In Nicole Traore’s kindergarten classroom, a student is pointing to a word on a board. After thinking for a moment, her face brightens and she says it aloud: “Thrilled.”
“Whoa, Maya, big kid word,” Traore says, placing two fingers to her own forehead. “Kiss your brain!” The student repeats the gesture, smiling broadly. For the next 15 minutes, the same process of discovery unfolds, as the J.W. Catharine Elementary School kindergarteners proudly demonstrate their ability to read and understand complex words.
Traore’s rapport with her students seems effortless. But in reality, it’s the product of years of professional development, reflection, and deliberate instruction with the help of CLI’s training and coaching at this Philadelphia school, where more than 98 percent of students are minorities and nearly nine in 10 are considered economically disadvantaged.
We often hear people say that great teachers come to the classroom with an innate ability to teach children. The truth is that even the best teachers must continually learn, reflect, and change their instruction to have the greatest impact on how well their students learn.
Take Traore, whose classroom is one we often bring visitors to in order to show them what students are capable of doing. She’s the first to admit that she was “a mess” when she first started teaching a decade ago, and she isn’t alone — study after study shows that new teachers leave ed schools and other training programs without having learned specific strategies to help young children read, much less master the basics of classroom management and engaging students.
Traore credits her CLI training as the key to her professional growth, and she continues to refine her practice to this day. Along with her CLI coaching and training, she has obtained her Reading Specialist certificate and a second master’s degree. In addition, she is currently working on achieving National Board Certification.
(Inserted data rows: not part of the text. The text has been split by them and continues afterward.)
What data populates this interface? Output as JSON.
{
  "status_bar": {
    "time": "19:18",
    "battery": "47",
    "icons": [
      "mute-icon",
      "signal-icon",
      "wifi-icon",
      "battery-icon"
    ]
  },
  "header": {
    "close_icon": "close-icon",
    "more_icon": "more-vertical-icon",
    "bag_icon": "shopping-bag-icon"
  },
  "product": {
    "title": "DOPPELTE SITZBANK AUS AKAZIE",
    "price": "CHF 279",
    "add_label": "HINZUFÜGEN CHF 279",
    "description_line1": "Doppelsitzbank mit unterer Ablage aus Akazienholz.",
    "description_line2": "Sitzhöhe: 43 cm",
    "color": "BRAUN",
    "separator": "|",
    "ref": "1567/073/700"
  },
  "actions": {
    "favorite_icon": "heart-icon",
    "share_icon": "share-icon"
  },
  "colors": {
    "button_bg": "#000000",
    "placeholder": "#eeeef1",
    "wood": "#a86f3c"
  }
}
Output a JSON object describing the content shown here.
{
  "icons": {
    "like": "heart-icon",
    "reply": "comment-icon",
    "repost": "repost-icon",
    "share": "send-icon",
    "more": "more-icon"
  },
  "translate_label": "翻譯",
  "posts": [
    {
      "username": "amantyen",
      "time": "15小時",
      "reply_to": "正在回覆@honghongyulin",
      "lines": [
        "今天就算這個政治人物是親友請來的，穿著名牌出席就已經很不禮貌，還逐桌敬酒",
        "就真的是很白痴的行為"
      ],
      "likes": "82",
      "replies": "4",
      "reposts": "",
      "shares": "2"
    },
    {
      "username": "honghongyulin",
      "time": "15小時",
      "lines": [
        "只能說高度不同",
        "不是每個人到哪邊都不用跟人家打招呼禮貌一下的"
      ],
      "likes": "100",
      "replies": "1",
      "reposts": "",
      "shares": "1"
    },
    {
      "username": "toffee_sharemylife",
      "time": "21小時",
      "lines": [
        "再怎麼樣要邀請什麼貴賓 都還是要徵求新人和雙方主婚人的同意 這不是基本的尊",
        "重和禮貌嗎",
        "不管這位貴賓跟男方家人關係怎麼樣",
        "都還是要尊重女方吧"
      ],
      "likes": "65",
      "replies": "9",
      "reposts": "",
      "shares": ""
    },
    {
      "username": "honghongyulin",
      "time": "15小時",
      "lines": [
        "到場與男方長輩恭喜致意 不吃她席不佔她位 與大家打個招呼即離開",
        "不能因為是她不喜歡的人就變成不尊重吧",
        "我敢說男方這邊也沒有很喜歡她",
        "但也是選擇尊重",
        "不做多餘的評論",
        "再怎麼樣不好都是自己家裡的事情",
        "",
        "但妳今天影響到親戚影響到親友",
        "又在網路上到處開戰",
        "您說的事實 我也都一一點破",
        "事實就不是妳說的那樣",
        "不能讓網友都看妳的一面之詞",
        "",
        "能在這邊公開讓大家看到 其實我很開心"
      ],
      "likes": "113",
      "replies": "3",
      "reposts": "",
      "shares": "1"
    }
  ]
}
Her experience is exactly why CLI’s model focuses on working with existing teachers in the school setting to improve their practice. In a world where parents and teachers often find themselves “waiting for Superman,” as a recent movie put it, the reality is that those classroom superheroes are often already there, waiting for the support they need to become stronger teachers.